Anyone who has ever tried to read Derrida or other cultural theory, and come away baffled, or even a bit disgusted, should read Brian Boyd’s article “Getting it All Wrong.” It’s a fabulous and bitter attack on modern literature departments’ love affair with deconstruction and cultural critique, to the absolute exclusion of alternative means of reading and analysis. Like, say, the appreciation of beauty, or considering the validity of ideas. Or recognizing that evolution and biological similarities might have something to do with the way our brains work, and with the way our ideas circulate.
A key, and valuable point: Modern “Theory” deconstructs the idea that universal knowledge is possible. “Knowledge” is an artifact of its cultural orgin, this school argues. Boyd notes that this is a misunderstanding of how humans learn. Yes, this may be a useful critique of universalistic Eurocentric philosophy. It’s a devastating rejoinder to medieval scholastic theology. But it parochially ignores the lessons of hundreds of years of actual human thought and activity.

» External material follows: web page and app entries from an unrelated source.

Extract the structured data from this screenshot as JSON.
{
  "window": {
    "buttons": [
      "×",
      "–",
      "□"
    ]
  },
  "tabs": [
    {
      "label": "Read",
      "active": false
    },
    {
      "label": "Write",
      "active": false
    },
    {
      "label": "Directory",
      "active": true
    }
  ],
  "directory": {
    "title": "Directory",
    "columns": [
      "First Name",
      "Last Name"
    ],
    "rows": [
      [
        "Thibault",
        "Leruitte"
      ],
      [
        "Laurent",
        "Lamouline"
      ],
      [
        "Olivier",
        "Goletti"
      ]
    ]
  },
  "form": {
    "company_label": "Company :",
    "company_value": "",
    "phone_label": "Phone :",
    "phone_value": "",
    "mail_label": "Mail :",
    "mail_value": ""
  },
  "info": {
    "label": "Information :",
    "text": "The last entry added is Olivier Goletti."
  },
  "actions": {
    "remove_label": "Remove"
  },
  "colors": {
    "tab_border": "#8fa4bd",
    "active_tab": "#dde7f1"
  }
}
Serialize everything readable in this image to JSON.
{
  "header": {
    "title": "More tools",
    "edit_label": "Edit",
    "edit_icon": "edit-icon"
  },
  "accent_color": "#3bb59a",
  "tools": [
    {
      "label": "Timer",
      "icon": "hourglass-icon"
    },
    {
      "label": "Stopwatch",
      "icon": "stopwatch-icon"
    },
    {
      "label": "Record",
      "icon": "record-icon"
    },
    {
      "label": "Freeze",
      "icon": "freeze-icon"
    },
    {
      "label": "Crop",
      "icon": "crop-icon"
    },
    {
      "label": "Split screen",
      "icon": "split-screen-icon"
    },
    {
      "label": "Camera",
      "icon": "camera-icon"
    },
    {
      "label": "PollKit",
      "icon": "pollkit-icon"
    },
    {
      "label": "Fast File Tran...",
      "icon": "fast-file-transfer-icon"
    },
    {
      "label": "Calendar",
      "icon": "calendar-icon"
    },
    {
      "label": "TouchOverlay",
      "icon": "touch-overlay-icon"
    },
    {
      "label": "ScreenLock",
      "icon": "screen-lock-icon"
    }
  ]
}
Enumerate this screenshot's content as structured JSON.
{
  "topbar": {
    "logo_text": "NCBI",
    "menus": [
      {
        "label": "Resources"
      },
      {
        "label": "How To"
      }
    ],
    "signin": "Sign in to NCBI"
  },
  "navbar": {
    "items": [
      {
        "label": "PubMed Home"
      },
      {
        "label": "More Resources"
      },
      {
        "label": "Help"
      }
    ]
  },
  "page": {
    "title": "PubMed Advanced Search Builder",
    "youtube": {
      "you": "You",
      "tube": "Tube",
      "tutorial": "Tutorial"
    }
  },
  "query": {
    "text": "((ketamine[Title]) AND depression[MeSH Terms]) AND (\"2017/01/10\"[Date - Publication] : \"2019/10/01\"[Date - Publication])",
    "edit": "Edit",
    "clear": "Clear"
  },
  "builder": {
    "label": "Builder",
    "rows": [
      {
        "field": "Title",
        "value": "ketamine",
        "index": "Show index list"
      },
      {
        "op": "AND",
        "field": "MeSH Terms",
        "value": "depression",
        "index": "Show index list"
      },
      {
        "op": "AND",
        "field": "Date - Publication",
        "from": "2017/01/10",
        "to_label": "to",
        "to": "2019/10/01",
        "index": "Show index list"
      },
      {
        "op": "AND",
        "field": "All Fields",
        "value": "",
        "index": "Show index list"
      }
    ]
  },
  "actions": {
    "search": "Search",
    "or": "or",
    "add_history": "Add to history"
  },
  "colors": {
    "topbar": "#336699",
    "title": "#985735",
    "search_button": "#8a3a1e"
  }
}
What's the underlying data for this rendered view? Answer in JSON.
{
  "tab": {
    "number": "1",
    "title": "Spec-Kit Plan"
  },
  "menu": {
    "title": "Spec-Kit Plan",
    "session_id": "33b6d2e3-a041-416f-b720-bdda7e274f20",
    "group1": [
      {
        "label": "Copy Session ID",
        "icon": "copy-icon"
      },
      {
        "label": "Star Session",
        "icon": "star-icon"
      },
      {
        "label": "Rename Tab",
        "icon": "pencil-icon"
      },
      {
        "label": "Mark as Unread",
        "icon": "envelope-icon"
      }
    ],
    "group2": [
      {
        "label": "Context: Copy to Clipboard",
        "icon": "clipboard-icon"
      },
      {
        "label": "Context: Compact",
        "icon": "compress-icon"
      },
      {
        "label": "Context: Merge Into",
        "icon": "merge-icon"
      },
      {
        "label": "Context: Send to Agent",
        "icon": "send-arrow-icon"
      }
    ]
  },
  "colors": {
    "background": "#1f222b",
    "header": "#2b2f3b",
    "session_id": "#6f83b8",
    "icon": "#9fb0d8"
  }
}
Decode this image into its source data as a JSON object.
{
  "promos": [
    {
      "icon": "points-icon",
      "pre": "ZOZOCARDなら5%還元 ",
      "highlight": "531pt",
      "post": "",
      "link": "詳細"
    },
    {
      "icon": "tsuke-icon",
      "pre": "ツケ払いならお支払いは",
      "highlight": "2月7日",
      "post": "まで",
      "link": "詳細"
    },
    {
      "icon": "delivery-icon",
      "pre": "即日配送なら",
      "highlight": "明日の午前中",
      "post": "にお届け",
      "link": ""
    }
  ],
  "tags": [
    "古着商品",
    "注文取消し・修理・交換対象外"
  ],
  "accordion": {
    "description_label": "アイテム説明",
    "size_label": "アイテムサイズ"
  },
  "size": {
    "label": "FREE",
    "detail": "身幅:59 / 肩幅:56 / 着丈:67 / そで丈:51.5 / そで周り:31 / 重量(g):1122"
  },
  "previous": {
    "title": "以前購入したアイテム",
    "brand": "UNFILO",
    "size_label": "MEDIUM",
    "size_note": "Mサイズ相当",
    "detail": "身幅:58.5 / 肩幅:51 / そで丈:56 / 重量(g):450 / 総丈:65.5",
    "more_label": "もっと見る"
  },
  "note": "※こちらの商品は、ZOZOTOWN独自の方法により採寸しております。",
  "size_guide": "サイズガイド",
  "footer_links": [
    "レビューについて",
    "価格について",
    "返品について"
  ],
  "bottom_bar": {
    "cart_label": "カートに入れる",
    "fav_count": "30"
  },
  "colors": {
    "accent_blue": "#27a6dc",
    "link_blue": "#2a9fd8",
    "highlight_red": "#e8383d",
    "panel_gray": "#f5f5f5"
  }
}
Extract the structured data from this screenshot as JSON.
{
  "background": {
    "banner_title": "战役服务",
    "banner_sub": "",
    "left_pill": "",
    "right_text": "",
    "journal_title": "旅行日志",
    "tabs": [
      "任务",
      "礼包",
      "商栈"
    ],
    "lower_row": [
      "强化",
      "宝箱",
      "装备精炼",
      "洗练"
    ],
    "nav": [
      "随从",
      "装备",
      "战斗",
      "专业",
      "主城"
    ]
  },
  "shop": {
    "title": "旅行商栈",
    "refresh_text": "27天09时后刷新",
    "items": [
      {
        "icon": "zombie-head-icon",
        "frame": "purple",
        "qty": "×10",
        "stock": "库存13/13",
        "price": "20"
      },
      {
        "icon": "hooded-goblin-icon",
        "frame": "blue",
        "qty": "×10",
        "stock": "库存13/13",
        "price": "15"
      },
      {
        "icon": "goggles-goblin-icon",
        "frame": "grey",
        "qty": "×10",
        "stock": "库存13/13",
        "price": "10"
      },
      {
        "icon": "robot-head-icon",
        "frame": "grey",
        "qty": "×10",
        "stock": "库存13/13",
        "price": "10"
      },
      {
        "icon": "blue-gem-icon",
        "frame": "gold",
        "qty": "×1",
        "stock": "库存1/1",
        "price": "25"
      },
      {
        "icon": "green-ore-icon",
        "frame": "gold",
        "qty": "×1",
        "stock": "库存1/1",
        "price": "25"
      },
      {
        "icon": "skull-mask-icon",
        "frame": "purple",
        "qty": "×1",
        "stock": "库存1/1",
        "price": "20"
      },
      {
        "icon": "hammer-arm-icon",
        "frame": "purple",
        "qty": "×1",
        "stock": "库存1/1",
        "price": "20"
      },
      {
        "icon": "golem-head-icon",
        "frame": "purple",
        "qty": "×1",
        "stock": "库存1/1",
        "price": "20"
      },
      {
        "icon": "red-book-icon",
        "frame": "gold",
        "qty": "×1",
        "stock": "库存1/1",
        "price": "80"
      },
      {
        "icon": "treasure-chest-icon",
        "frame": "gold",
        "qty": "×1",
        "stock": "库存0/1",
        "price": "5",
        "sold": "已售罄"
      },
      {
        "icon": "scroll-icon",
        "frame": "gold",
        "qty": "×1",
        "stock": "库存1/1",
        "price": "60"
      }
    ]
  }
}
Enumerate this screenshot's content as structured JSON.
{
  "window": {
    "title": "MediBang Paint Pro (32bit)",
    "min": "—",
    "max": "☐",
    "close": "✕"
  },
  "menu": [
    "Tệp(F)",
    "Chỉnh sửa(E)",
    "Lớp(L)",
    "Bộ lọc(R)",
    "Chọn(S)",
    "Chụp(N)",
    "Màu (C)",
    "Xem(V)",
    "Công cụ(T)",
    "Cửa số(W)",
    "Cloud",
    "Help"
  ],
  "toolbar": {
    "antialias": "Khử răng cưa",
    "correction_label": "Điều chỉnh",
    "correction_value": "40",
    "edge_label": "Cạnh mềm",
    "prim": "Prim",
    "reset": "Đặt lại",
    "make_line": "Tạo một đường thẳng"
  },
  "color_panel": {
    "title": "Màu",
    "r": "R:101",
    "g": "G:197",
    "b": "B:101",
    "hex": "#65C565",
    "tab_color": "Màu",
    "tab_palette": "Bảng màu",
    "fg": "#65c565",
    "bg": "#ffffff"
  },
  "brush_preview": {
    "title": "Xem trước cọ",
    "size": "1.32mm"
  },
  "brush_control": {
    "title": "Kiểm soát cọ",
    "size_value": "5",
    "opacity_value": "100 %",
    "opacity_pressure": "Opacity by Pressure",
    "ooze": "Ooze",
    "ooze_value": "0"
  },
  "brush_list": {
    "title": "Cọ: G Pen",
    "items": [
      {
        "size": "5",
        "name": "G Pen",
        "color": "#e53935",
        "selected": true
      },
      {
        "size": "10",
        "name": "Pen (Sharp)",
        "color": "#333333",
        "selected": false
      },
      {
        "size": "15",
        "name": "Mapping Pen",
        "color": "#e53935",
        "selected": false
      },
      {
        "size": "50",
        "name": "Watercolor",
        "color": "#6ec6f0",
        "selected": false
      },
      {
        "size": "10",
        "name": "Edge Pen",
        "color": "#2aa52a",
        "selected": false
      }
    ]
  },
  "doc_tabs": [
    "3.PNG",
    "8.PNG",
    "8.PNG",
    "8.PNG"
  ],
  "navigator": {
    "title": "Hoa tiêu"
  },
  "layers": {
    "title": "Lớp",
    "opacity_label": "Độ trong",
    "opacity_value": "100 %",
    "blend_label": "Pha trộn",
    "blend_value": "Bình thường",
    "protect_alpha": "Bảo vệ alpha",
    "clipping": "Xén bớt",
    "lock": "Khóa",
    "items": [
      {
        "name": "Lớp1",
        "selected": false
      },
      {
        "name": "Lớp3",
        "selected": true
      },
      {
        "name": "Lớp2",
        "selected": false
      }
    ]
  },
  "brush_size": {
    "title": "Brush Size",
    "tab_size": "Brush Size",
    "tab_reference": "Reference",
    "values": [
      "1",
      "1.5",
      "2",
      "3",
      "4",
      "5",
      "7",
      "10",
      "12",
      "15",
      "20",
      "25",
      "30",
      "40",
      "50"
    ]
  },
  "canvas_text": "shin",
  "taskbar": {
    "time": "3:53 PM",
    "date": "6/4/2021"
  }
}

In fact, the progress made in sciences shows a pattern of human learning that is not based on scholastic deductive logic or universal “truths,” but on long series of inductive, error-prone set of evolving theories (small “t”) that progressively add to our tentative store of knowledge about the world. We have medicine that is not culturally constructed (yes, tests have been culturally and gender-biased, but that’s a critique of the test, not of the medicine’s viability). We know increasingly more about the basic fabric of the universe, having come from the harmony of the spheres to an expanding universe and fundamental particles. And so on.
To ignore the universal experience of a *sense* of beauty, no matter if the content of that beauty changes from place to place, is just insane. Theory is blind, but there will always be readers who can see.